● WHAT YOU ARE ASKED TO DO: Look through the material below for "heading". Copy every line that contains it.

● PROVIDED RECORDS:
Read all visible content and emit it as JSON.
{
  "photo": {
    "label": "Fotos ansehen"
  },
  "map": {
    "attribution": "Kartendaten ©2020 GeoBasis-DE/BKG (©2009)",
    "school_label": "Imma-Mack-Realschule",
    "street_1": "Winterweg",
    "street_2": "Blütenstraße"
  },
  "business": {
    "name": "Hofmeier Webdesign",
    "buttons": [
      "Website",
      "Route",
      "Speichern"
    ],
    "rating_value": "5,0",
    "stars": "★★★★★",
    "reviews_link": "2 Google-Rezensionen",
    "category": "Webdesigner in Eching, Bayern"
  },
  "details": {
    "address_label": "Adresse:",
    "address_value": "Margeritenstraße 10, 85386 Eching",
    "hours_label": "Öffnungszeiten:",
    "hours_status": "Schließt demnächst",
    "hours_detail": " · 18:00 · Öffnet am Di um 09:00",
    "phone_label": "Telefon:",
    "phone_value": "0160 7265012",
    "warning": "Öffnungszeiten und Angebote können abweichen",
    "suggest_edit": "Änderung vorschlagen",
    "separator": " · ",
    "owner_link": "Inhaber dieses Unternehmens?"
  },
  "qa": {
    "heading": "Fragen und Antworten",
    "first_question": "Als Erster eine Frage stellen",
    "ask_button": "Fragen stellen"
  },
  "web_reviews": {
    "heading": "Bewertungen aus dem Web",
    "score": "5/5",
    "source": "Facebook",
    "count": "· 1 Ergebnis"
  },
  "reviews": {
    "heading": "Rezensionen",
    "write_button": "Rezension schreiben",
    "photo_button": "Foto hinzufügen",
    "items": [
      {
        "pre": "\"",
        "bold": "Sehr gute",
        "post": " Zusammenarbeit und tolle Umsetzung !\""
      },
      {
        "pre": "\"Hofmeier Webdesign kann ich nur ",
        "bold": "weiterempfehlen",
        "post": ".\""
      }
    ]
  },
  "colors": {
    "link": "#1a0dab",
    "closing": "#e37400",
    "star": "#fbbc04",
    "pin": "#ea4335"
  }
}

● ANSWER FOR THE TASK:
    "heading": "Fragen und Antworten",
    "heading": "Bewertungen aus dem Web",
    "heading": "Rezensionen",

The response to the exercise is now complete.